Items from an interface collection:
★ ★ ★
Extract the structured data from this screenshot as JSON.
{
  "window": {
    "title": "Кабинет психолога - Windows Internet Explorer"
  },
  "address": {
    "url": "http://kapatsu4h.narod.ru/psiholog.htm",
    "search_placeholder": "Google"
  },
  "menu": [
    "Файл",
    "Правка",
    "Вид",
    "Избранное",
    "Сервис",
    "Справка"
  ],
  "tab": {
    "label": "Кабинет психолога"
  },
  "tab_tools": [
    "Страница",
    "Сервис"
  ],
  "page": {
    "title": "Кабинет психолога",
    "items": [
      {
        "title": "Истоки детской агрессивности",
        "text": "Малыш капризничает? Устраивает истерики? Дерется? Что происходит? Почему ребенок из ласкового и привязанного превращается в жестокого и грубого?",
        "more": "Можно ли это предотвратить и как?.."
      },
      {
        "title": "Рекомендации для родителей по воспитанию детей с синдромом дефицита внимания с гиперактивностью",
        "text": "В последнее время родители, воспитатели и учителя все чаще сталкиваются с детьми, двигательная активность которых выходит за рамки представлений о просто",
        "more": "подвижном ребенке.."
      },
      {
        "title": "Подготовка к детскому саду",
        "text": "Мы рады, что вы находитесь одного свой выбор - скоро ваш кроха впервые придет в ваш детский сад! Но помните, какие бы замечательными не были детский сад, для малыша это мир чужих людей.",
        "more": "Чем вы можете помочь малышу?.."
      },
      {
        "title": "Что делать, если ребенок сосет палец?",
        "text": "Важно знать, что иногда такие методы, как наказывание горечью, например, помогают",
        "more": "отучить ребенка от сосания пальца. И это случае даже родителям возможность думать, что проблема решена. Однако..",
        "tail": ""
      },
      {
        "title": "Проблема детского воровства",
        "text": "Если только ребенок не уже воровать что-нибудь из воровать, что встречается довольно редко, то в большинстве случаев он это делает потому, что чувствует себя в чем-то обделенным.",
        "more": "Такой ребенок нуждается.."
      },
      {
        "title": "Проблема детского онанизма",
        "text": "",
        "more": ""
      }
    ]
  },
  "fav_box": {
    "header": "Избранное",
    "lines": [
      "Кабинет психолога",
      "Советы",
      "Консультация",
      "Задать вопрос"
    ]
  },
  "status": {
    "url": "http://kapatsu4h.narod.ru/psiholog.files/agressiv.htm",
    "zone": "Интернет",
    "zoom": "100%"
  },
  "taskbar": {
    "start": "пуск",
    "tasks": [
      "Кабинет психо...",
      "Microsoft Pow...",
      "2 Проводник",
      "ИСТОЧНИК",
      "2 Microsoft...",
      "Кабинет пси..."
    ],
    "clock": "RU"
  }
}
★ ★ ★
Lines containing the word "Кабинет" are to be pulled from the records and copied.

### Result below
    "title": "Кабинет психолога - Windows Internet Explorer"
    "label": "Кабинет психолога"
    "title": "Кабинет психолога",
      "Кабинет психолога",
      "Кабинет психо...",
      "Кабинет пси..."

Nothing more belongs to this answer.